→ **WORK TASK**: Print every record below exactly as it stands, but leave out the pictures.

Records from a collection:
· · · · ·
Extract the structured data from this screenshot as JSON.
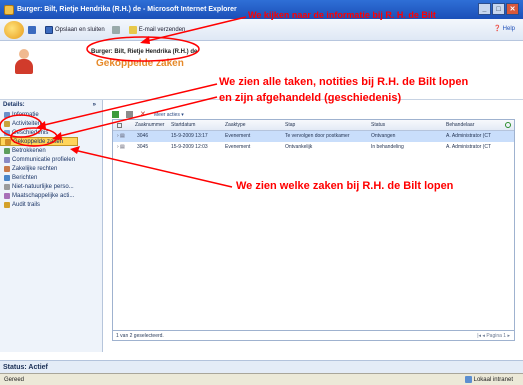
{
  "window": {
    "title": "Burger: Bilt, Rietje Hendrika (R.H.) de - Microsoft Internet Explorer"
  },
  "commandbar": {
    "items": [
      {
        "label": "",
        "icon": "save-icon"
      },
      {
        "label": "Opslaan en sluiten",
        "icon": "save-close-icon"
      },
      {
        "label": "",
        "icon": "printer-icon"
      },
      {
        "label": "E-mail verzenden",
        "icon": "mail-icon"
      }
    ],
    "help": "Help"
  },
  "record": {
    "title": "Burger: Bilt, Rietje Hendrika (R.H.) de",
    "subtitle": "Gekoppelde zaken"
  },
  "nav": {
    "header": "Details:",
    "collapse": "»",
    "items": [
      {
        "label": "Informatie"
      },
      {
        "label": "Activiteiten"
      },
      {
        "label": "Geschiedenis"
      },
      {
        "label": "Gekoppelde zaken",
        "selected": true
      },
      {
        "label": "Betrokkenen"
      },
      {
        "label": "Communicatie profielen"
      },
      {
        "label": "Zakelijke rechten"
      },
      {
        "label": "Berichten"
      },
      {
        "label": "Niet-natuurlijke perso..."
      },
      {
        "label": "Maatschappelijke acti..."
      },
      {
        "label": "Audit trails"
      }
    ]
  },
  "grid": {
    "toolbar": {
      "more": "Meer acties"
    },
    "columns": [
      "Zaaknummer",
      "Startdatum",
      "Zaaktype",
      "Stap",
      "Status",
      "Behandelaar"
    ],
    "rows": [
      [
        "3046",
        "15-9-2009 13:17",
        "Evenement",
        "Te vervolgen door postkamer",
        "Ontvangen",
        "A. Administrator (CT"
      ],
      [
        "3045",
        "15-9-2009 12:03",
        "Evenement",
        "Ontvankelijk",
        "In behandeling",
        "A. Administrator (CT"
      ]
    ],
    "footer": "1 van 2 geselecteerd.",
    "pager": "Pagina 1"
  },
  "status": {
    "label": "Status: Actief"
  },
  "ie": {
    "left": "Gereed",
    "zone": "Lokaal intranet"
  },
  "annotations": {
    "note1": "We kijken naar de informatie bij R. H. de Bilt",
    "note2a": "We zien alle taken, notities bij R.H. de Bilt lopen",
    "note2b": "en zijn afgehandeld (geschiedenis)",
    "note3": "We zien welke zaken bij R.H. de Bilt lopen"
  },
  "colors": {
    "annotation": "#ff0000",
    "accent": "#e68a2a",
    "selection": "#ffd55b"
  }
}
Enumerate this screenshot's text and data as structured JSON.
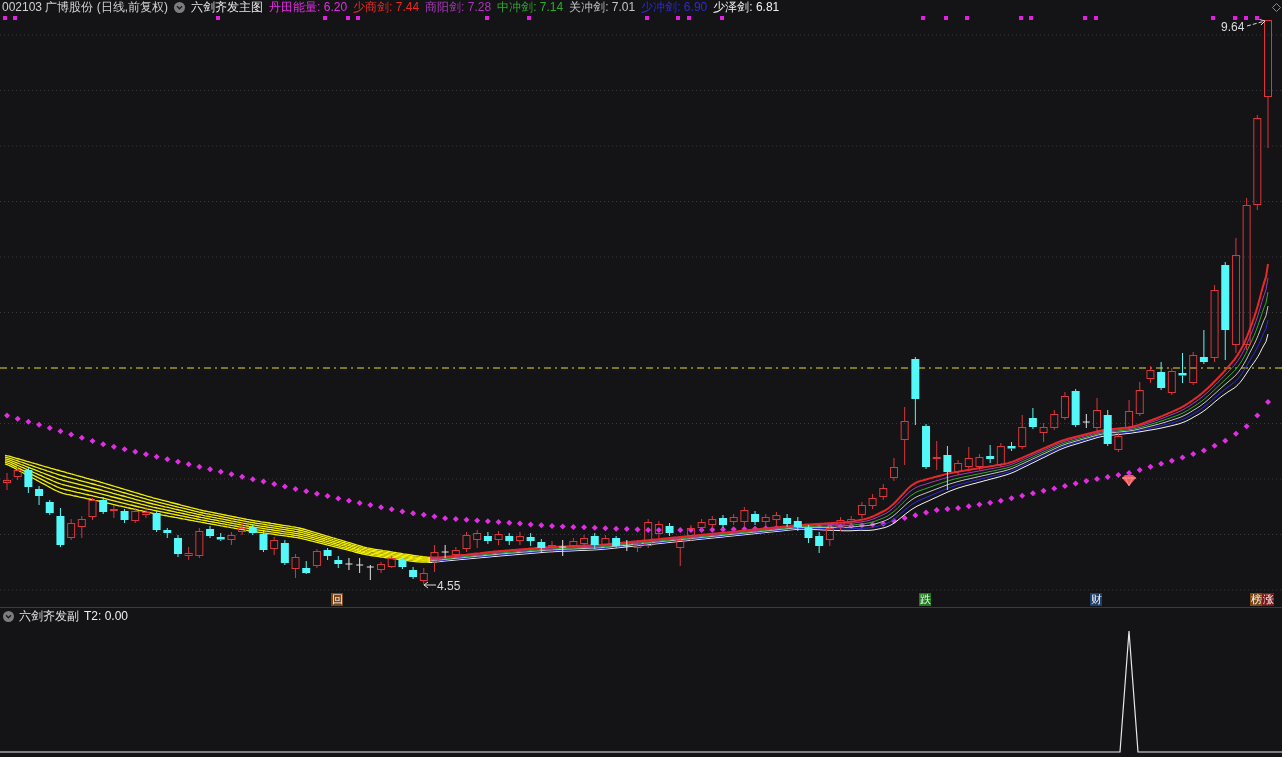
{
  "header": {
    "symbol": "002103 广博股份 (日线,前复权)",
    "indicator": "六剑齐发主图",
    "readouts": [
      {
        "text": "丹田能量: 6.20",
        "color": "#e22ee2",
        "kind": "dots"
      },
      {
        "text": "少商剑: 7.44",
        "color": "#e62a2a",
        "kind": "line"
      },
      {
        "text": "商阳剑: 7.28",
        "color": "#a838b8",
        "kind": "line"
      },
      {
        "text": "中冲剑: 7.14",
        "color": "#2eaa2e",
        "kind": "line"
      },
      {
        "text": "关冲剑: 7.01",
        "color": "#c4c4c4",
        "kind": "line"
      },
      {
        "text": "少冲剑: 6.90",
        "color": "#2c2cd6",
        "kind": "line"
      },
      {
        "text": "少泽剑: 6.81",
        "color": "#f2f2f2",
        "kind": "line"
      }
    ]
  },
  "main_chart": {
    "high_label": "9.64",
    "low_label": "4.55",
    "events": [
      {
        "label": "回",
        "color": "#7b4613"
      },
      {
        "label": "跌",
        "color": "#1e7a1e"
      },
      {
        "label": "财",
        "color": "#1d3f6b"
      },
      {
        "label": "榜",
        "color": "#7b4813"
      },
      {
        "label": "涨",
        "color": "#7a1616"
      }
    ]
  },
  "sub_panel": {
    "indicator": "六剑齐发副",
    "readout": "T2: 0.00"
  }
}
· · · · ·
→ **RESPONSE TO THIS TASK**:
Extract the structured data from this screenshot as JSON.
{
  "window": {
    "title": "Burger: Bilt, Rietje Hendrika (R.H.) de - Microsoft Internet Explorer"
  },
  "commandbar": {
    "items": [
      {
        "label": "",
        "icon": "save-icon"
      },
      {
        "label": "Opslaan en sluiten",
        "icon": "save-close-icon"
      },
      {
        "label": "",
        "icon": "printer-icon"
      },
      {
        "label": "E-mail verzenden",
        "icon": "mail-icon"
      }
    ],
    "help": "Help"
  },
  "record": {
    "title": "Burger: Bilt, Rietje Hendrika (R.H.) de",
    "subtitle": "Gekoppelde zaken"
  },
  "nav": {
    "header": "Details:",
    "collapse": "»",
    "items": [
      {
        "label": "Informatie"
      },
      {
        "label": "Activiteiten"
      },
      {
        "label": "Geschiedenis"
      },
      {
        "label": "Gekoppelde zaken",
        "selected": true
      },
      {
        "label": "Betrokkenen"
      },
      {
        "label": "Communicatie profielen"
      },
      {
        "label": "Zakelijke rechten"
      },
      {
        "label": "Berichten"
      },
      {
        "label": "Niet-natuurlijke perso..."
      },
      {
        "label": "Maatschappelijke acti..."
      },
      {
        "label": "Audit trails"
      }
    ]
  },
  "grid": {
    "toolbar": {
      "more": "Meer acties"
    },
    "columns": [
      "Zaaknummer",
      "Startdatum",
      "Zaaktype",
      "Stap",
      "Status",
      "Behandelaar"
    ],
    "rows": [
      [
        "3046",
        "15-9-2009 13:17",
        "Evenement",
        "Te vervolgen door postkamer",
        "Ontvangen",
        "A. Administrator (CT"
      ],
      [
        "3045",
        "15-9-2009 12:03",
        "Evenement",
        "Ontvankelijk",
        "In behandeling",
        "A. Administrator (CT"
      ]
    ],
    "footer": "1 van 2 geselecteerd.",
    "pager": "Pagina 1"
  },
  "status": {
    "label": "Status: Actief"
  },
  "ie": {
    "left": "Gereed",
    "zone": "Lokaal intranet"
  },
  "annotations": {
    "note1": "We kijken naar de informatie bij R. H. de Bilt",
    "note2a": "We zien alle taken, notities bij R.H. de Bilt lopen",
    "note2b": "en zijn afgehandeld (geschiedenis)",
    "note3": "We zien welke zaken bij R.H. de Bilt lopen"
  },
  "colors": {
    "annotation": "#ff0000",
    "accent": "#e68a2a",
    "selection": "#ffd55b"
  }
}
Enumerate this screenshot's text and data as structured JSON.
{
  "header": {
    "symbol": "002103 广博股份 (日线,前复权)",
    "indicator": "六剑齐发主图",
    "readouts": [
      {
        "text": "丹田能量: 6.20",
        "color": "#e22ee2",
        "kind": "dots"
      },
      {
        "text": "少商剑: 7.44",
        "color": "#e62a2a",
        "kind": "line"
      },
      {
        "text": "商阳剑: 7.28",
        "color": "#a838b8",
        "kind": "line"
      },
      {
        "text": "中冲剑: 7.14",
        "color": "#2eaa2e",
        "kind": "line"
      },
      {
        "text": "关冲剑: 7.01",
        "color": "#c4c4c4",
        "kind": "line"
      },
      {
        "text": "少冲剑: 6.90",
        "color": "#2c2cd6",
        "kind": "line"
      },
      {
        "text": "少泽剑: 6.81",
        "color": "#f2f2f2",
        "kind": "line"
      }
    ]
  },
  "main_chart": {
    "high_label": "9.64",
    "low_label": "4.55",
    "events": [
      {
        "label": "回",
        "color": "#7b4613"
      },
      {
        "label": "跌",
        "color": "#1e7a1e"
      },
      {
        "label": "财",
        "color": "#1d3f6b"
      },
      {
        "label": "榜",
        "color": "#7b4813"
      },
      {
        "label": "涨",
        "color": "#7a1616"
      }
    ]
  },
  "sub_panel": {
    "indicator": "六剑齐发副",
    "readout": "T2: 0.00"
  }
}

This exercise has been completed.